Requirement —
Would you filter the listing below so that only lines with the word "label" remain?

##### Record set

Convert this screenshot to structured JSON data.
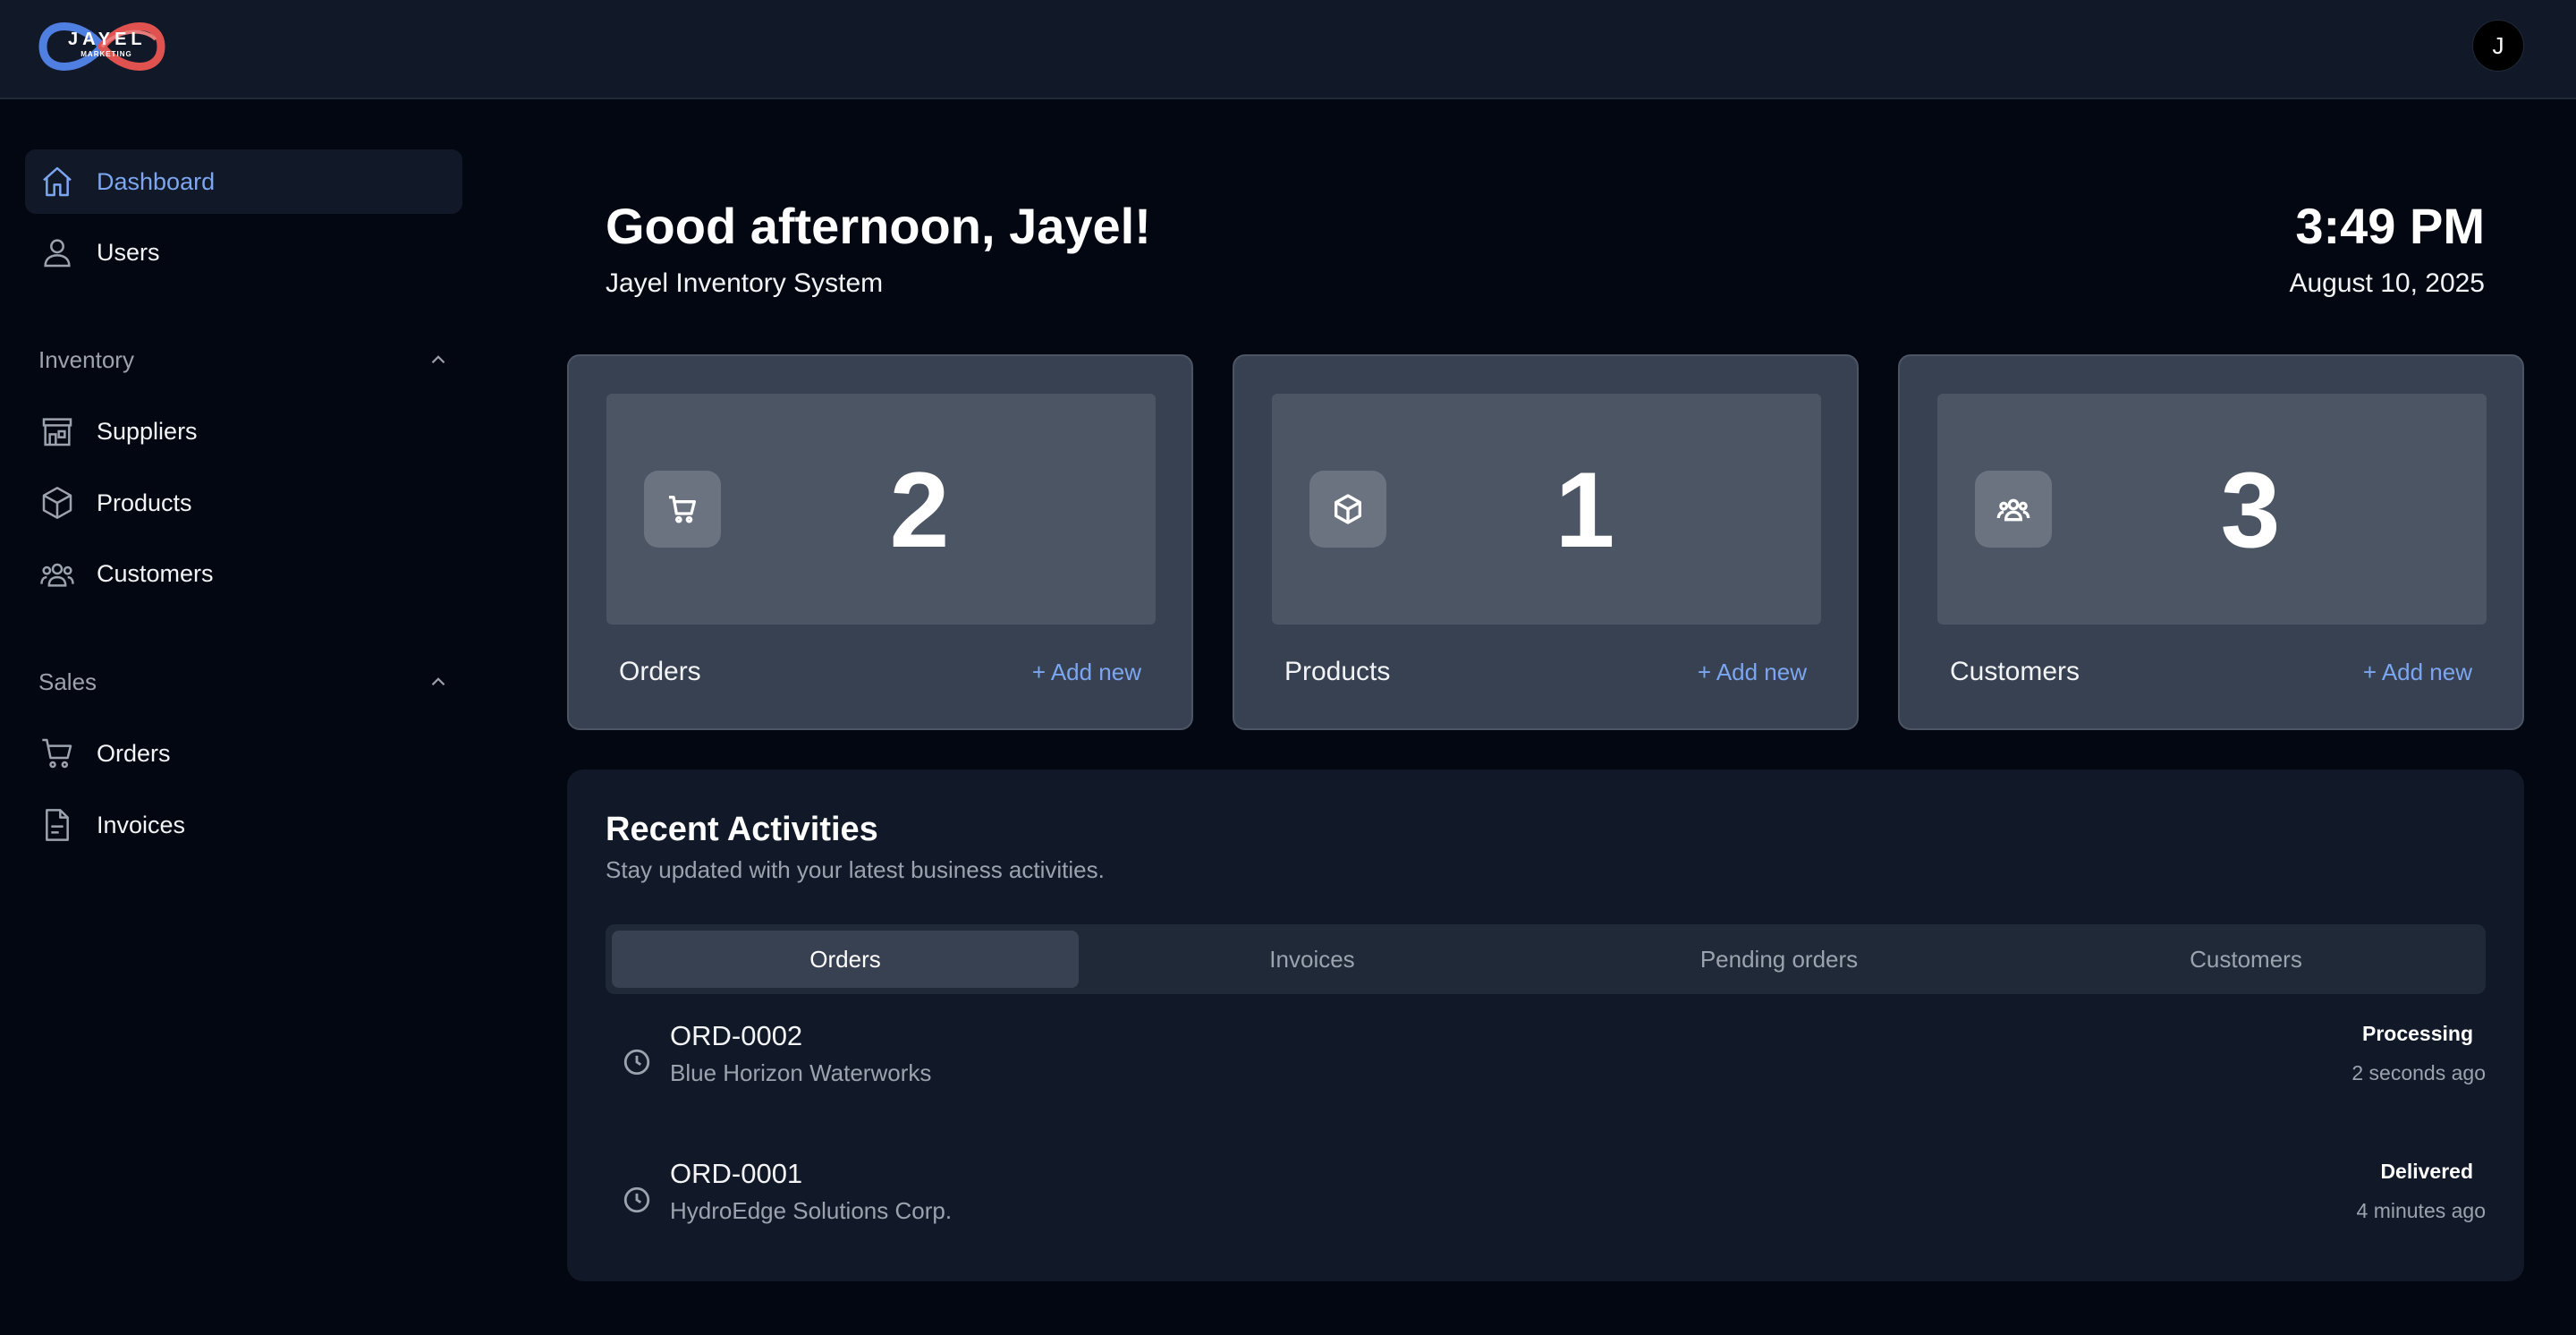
{
  "brand": {
    "logo_text": "JAYEL",
    "logo_subtext": "MARKETING"
  },
  "user": {
    "avatar_initial": "J"
  },
  "sidebar": {
    "top_items": [
      {
        "label": "Dashboard",
        "icon": "home-icon",
        "active": true
      },
      {
        "label": "Users",
        "icon": "user-icon",
        "active": false
      }
    ],
    "sections": [
      {
        "title": "Inventory",
        "expanded": true,
        "items": [
          {
            "label": "Suppliers",
            "icon": "store-icon"
          },
          {
            "label": "Products",
            "icon": "box-icon"
          },
          {
            "label": "Customers",
            "icon": "users-group-icon"
          }
        ]
      },
      {
        "title": "Sales",
        "expanded": true,
        "items": [
          {
            "label": "Orders",
            "icon": "cart-icon"
          },
          {
            "label": "Invoices",
            "icon": "file-icon"
          }
        ]
      }
    ]
  },
  "header": {
    "greeting": "Good afternoon, Jayel!",
    "subtitle": "Jayel Inventory System",
    "time": "3:49 PM",
    "date": "August 10, 2025"
  },
  "stats": [
    {
      "label": "Orders",
      "value": "2",
      "icon": "cart-icon",
      "action": "+ Add new"
    },
    {
      "label": "Products",
      "value": "1",
      "icon": "box-icon",
      "action": "+ Add new"
    },
    {
      "label": "Customers",
      "value": "3",
      "icon": "users-group-icon",
      "action": "+ Add new"
    }
  ],
  "activities": {
    "title": "Recent Activities",
    "subtitle": "Stay updated with your latest business activities.",
    "tabs": [
      "Orders",
      "Invoices",
      "Pending orders",
      "Customers"
    ],
    "active_tab": "Orders",
    "rows": [
      {
        "id": "ORD-0002",
        "customer": "Blue Horizon Waterworks",
        "status": "Processing",
        "time": "2 seconds ago",
        "icon": "clock-icon"
      },
      {
        "id": "ORD-0001",
        "customer": "HydroEdge Solutions Corp.",
        "status": "Delivered",
        "time": "4 minutes ago",
        "icon": "clock-icon"
      }
    ]
  },
  "colors": {
    "background": "#030712",
    "panel": "#111827",
    "card": "#374151",
    "accent": "#7ca6f0"
  }
}
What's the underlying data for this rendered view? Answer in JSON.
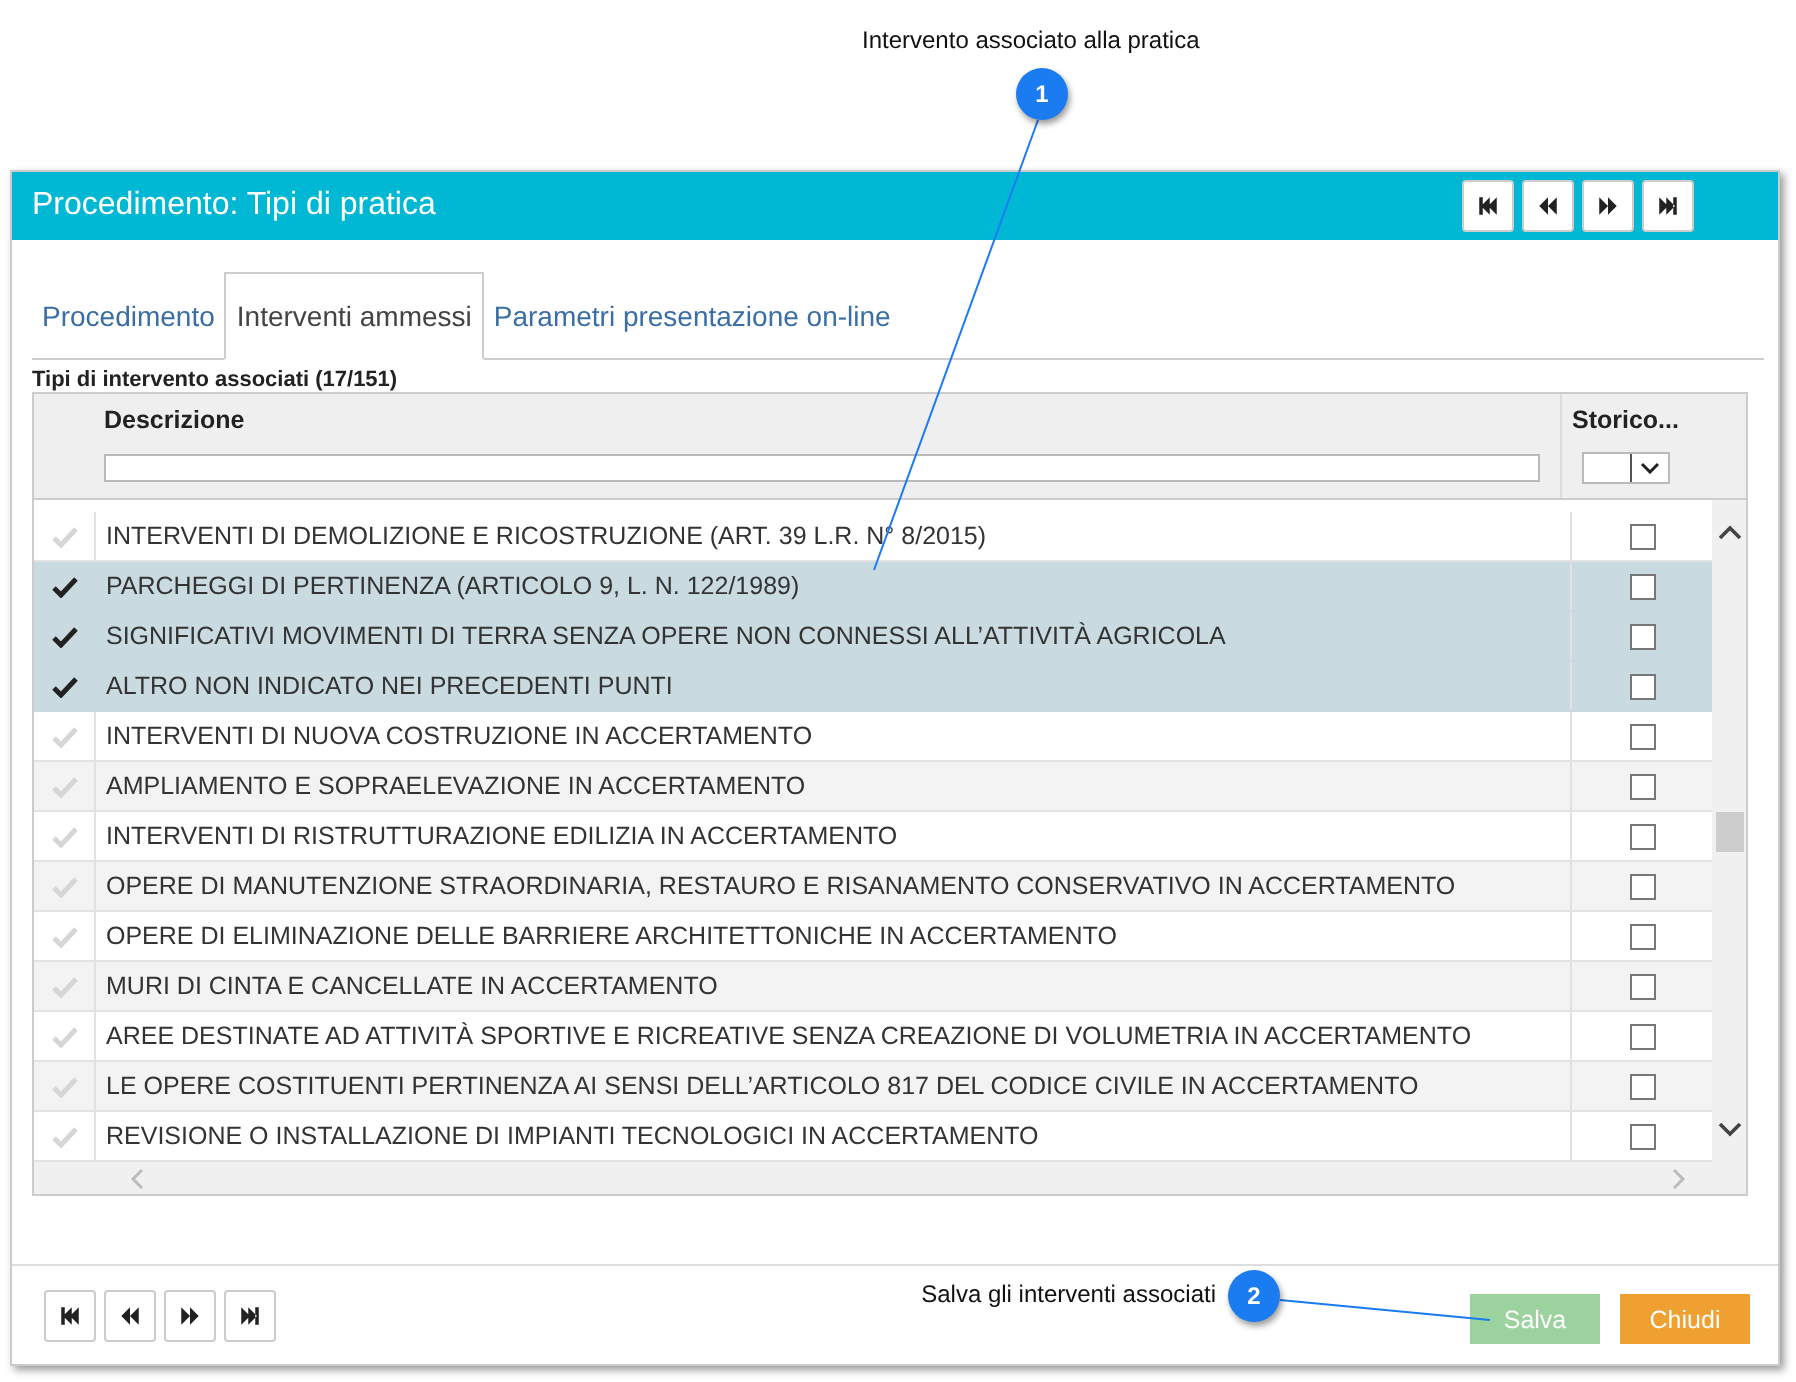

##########

Reply to the exercise —
        "label": "Dashboard",
        "label": "Users",
            "label": "Suppliers",
            "label": "Products",
            "label": "Customers",
            "label": "Orders",
            "label": "Invoices",
      "label": "Orders",
      "label": "Products",
      "label": "Customers",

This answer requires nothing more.